The team set up an omni-directional high-resolution camera system from HHI, the Alexa high-dynamic-range camera from ARRI, an Eigen-mike from Technicolor and two Soundfield mics.
Shirley said that the camera set-up was relatively straightforward but the audio presented its own set of challenges, adding that the trial led to a development that could see an aspect of the technology being spun off from the main project.
From the end-user perspective it is important to know where a selected player is relative to the ball. Fifa, football’s governing body, will not, however, let balls be fitted with tracking devices.
’In an ideal world we’d have liked to have had large arrays of microphones so that we could very accurately pinpoint where the sound was coming from,’ added Shirley. ’However, we were only allowed to deploy 12 shotgun microphones around the pitch and a couple of stereo pairs.
“You’ve got 47,000 people behind them shouting at the top of their voice, which isn’t ideal”
BEN SHIRLEY, SALFORD UNIVERSITY
’We put in a couple of additional ones: an Eigenmike microphone, which is a 32-capsule surround-sound microphone that is very accurate, and two Soundfield mics that are lower-order surround-sound mics.

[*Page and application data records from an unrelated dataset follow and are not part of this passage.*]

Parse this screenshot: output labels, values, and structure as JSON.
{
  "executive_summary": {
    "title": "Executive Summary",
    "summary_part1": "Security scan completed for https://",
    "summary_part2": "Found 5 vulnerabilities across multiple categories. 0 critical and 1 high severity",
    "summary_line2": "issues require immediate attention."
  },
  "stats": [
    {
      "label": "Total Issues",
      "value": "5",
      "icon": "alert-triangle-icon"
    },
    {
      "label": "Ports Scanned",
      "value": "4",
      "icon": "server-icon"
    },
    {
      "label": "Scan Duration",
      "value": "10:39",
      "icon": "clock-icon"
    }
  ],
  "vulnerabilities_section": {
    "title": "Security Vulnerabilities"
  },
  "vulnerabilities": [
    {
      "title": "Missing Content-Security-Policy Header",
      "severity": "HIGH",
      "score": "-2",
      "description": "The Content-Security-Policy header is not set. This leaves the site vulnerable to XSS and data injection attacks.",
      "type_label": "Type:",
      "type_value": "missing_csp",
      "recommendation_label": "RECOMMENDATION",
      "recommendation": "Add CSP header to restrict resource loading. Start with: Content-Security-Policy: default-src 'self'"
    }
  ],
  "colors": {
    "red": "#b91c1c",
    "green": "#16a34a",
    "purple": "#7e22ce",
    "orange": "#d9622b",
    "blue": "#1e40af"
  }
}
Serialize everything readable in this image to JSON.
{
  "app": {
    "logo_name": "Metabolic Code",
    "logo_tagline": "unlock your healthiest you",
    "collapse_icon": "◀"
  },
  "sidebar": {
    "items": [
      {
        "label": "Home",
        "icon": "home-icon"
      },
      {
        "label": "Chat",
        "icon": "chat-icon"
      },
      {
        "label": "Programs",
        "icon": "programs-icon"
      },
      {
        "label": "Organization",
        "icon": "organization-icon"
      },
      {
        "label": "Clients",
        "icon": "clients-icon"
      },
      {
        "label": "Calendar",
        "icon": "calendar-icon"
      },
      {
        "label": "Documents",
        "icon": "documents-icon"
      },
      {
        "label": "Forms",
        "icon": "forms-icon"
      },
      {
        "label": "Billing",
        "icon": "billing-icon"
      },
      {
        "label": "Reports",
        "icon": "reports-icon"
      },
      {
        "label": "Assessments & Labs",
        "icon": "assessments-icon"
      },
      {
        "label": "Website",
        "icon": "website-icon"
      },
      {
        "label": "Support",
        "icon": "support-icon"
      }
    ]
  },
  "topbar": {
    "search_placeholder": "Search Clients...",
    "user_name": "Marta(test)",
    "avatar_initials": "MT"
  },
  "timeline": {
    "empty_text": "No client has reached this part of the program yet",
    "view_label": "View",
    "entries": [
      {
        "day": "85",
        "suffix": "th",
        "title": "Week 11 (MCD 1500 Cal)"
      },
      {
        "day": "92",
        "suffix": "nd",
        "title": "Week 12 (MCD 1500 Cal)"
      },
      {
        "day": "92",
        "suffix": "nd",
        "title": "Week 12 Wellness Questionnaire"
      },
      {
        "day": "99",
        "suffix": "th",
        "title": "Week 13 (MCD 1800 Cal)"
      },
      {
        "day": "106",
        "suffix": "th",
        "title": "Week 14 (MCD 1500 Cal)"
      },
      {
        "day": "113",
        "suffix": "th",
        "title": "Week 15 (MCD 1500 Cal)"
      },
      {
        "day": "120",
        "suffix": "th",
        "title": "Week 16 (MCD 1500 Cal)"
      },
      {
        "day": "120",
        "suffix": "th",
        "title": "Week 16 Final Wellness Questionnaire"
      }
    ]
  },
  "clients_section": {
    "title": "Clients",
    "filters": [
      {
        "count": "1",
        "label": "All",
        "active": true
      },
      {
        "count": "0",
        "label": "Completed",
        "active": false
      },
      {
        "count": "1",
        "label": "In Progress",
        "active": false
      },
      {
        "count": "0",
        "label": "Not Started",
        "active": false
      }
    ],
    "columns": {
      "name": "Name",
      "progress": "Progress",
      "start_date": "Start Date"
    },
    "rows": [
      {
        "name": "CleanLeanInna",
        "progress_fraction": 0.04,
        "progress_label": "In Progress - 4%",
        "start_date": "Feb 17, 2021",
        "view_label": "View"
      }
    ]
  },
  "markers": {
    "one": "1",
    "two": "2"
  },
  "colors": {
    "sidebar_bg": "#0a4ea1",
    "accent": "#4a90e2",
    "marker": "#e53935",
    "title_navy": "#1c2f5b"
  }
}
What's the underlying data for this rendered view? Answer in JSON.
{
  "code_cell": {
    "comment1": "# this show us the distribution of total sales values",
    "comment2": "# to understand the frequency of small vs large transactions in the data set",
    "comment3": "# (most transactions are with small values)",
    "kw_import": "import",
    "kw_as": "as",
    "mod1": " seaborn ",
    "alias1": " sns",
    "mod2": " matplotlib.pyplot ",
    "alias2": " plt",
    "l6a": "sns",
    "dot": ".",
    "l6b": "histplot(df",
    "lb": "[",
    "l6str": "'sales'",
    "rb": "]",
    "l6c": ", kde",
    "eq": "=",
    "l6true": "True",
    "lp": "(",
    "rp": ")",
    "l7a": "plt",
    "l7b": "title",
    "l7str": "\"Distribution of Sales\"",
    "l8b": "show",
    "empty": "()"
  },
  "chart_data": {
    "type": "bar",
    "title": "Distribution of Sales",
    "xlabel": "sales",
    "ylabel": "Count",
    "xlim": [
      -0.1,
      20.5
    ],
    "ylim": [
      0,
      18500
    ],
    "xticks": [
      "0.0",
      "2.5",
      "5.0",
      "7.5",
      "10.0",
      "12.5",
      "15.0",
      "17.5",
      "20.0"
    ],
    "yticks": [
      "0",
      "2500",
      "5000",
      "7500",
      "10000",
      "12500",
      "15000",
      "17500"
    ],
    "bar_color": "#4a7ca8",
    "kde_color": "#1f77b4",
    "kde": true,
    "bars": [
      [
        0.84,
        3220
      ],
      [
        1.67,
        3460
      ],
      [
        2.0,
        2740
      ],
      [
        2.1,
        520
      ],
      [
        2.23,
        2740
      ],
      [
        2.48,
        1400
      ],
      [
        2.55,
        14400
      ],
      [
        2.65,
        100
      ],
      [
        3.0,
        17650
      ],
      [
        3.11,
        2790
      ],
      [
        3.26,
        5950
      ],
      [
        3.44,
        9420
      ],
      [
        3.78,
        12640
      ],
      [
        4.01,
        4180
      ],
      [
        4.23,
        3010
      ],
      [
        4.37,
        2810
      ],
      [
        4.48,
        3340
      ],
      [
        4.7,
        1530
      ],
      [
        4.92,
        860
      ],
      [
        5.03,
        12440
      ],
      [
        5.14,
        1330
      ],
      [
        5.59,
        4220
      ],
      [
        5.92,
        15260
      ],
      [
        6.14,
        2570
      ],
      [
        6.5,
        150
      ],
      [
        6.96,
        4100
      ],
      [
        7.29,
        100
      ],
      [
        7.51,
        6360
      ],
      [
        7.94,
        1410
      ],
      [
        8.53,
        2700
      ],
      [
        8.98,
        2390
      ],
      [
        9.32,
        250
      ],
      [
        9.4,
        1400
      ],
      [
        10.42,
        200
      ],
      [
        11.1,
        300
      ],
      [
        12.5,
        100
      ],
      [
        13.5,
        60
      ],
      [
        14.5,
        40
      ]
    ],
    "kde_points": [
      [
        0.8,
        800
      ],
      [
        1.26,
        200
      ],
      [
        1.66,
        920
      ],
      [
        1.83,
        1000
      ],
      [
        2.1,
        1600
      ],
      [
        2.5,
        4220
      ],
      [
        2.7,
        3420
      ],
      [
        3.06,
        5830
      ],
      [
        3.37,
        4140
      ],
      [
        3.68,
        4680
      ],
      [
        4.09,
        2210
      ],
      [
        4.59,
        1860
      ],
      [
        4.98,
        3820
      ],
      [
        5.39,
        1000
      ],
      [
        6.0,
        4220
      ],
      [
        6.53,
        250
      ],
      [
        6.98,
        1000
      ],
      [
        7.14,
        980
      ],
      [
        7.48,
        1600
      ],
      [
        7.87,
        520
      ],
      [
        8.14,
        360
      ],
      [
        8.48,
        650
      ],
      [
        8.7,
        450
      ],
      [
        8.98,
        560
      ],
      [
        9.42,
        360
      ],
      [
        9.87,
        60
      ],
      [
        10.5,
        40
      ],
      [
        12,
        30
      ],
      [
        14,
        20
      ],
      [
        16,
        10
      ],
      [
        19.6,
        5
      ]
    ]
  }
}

’Restrictions meant we couldn’t put more in. In addition to that, when you’re trying to identify where on the pitch the sound is coming from, you have mics that can be triangulated and are reasonably accurate. However, despite being well spaced out around the pitch, you’ve got 47,000 people immediately behind them shouting at the top of their voice, which isn’t ideal.’
Despite this, the team developed methods for extracting audio objects off the pitch without the crowd noise, thus pinpointing where the players were during the game.
This in turn has led to aspects of the audio side finding new applications.
Following a conference, two broadcast companies expressed an interest in automating the mixing process for live sound.
’So we’re pursuing that as a separate spin-out from the project as it provides benefits to existing broadcast workflows,’ said Shirley.
The team has yet to decide where the next trial will take place.
Shirley said that between 20 and 25 events have been suggested and that the final decision will be based on TV rights issues and how challenging it will be to deliver video and audio capture.
’It has to be a fairly high-profile event so it’ll attract interest from industry and the general public in terms of dissemination,’ said Shirley.
The project concludes in 2013 and includes input from partners including the BBC, Technicolor, Alcatel Lucent, Fraunhofer HHI, Joanneum Research and TNO.
The other shortlisted candidates in this category were:
High-dynamic-range enabled television
University of Warwick, Altera
High Dynamic Range (HDR) is a set of techniques that allow a greater range of luminances between light and dark areas of a scene than normal digital-imaging techniques.
This wider dynamic range allows HDR images to more accurately represent the range of light-intensity levels found in real scenes, ranging from direct sunlight to faint starlight.
The collaboration has developed a prototype embedded system that allows dynamic HDR content to be directly displayed on future HDR televisions and tone mapped and displayed in real time on existing LDR televisions, providing a significantly enhanced viewing experience.
A low-cost eye tracker for games
De Montfort University, Sleepy Dog
This project developed a prototype of the hardware, a software interface to enable eye-gaze data to be incorporated into games and three demonstrator games showing different applications of gaze in games.
In addition to being suitable for the games market, the low-cost device enables eye gaze to be used as an assistive technology by people with physical disabilities — not only for playing computer games but for other education- and work-related purposes. The device not only performs better than the available commercial systems that are for communication but it allows far more people to have access to the high-bandwidth input channel, which is needed for many games and online social activities.